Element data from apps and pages

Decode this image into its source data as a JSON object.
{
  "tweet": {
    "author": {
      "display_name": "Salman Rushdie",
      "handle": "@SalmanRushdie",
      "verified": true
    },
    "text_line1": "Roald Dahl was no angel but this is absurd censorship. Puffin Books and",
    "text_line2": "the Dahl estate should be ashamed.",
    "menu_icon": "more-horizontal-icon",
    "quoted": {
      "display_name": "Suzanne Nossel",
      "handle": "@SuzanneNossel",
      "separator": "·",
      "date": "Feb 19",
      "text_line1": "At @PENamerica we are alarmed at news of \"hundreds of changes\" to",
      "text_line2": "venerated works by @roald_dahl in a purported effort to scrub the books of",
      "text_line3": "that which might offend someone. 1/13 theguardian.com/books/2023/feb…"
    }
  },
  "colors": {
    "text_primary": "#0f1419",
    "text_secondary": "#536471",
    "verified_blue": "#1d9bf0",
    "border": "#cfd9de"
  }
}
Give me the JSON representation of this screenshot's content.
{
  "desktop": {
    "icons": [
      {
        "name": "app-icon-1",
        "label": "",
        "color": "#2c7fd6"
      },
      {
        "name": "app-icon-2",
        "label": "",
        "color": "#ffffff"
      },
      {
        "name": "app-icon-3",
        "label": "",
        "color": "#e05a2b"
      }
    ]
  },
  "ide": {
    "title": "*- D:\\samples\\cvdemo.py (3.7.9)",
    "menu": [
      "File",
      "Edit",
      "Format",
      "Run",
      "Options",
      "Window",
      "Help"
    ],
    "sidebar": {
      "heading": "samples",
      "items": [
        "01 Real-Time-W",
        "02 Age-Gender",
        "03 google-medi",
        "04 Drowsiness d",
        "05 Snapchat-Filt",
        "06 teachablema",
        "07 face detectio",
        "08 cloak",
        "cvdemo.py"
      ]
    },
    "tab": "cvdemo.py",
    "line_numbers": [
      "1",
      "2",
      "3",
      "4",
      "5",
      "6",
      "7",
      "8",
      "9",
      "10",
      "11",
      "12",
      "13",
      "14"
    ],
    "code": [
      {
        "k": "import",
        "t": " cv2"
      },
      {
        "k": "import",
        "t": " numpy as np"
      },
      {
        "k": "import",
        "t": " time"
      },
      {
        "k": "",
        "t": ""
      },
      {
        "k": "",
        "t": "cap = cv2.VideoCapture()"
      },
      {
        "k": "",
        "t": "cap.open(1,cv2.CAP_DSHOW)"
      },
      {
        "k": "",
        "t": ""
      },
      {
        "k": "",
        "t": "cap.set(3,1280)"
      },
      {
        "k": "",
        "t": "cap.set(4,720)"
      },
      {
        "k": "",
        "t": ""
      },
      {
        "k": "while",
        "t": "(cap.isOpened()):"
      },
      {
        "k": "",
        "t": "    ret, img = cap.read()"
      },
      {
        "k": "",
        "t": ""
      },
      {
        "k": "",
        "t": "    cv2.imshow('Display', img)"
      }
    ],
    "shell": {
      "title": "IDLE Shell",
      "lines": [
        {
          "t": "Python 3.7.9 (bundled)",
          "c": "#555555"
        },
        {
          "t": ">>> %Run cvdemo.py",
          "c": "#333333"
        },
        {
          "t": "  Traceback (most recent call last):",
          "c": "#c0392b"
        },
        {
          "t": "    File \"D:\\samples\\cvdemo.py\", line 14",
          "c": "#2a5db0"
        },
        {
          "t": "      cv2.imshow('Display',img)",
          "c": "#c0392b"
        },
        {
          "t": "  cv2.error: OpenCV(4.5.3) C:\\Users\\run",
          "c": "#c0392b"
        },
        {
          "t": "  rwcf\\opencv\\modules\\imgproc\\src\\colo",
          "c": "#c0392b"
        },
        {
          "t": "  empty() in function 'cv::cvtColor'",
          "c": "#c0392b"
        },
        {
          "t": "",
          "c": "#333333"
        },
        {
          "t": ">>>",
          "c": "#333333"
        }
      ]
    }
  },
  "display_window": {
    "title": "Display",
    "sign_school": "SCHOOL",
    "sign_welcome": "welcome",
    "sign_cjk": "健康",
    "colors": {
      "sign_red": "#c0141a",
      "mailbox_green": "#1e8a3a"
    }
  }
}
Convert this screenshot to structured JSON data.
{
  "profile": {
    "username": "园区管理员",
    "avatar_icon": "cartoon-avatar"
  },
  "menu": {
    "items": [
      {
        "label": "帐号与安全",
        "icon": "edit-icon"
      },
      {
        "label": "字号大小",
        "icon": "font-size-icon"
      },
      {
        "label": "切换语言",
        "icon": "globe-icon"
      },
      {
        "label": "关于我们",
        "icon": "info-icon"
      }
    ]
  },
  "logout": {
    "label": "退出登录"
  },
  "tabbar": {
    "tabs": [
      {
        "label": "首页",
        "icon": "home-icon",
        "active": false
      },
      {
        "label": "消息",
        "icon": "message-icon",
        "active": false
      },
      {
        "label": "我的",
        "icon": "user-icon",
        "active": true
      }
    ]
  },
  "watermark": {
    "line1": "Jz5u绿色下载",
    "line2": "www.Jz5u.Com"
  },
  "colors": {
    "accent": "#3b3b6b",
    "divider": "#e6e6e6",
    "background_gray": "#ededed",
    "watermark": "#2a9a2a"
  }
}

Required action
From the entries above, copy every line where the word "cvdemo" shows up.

Task output
    "title": "*- D:\\samples\\cvdemo.py (3.7.9)",
        "cvdemo.py"
    "tab": "cvdemo.py",
          "t": ">>> %Run cvdemo.py",
          "t": "    File \"D:\\samples\\cvdemo.py\", line 14",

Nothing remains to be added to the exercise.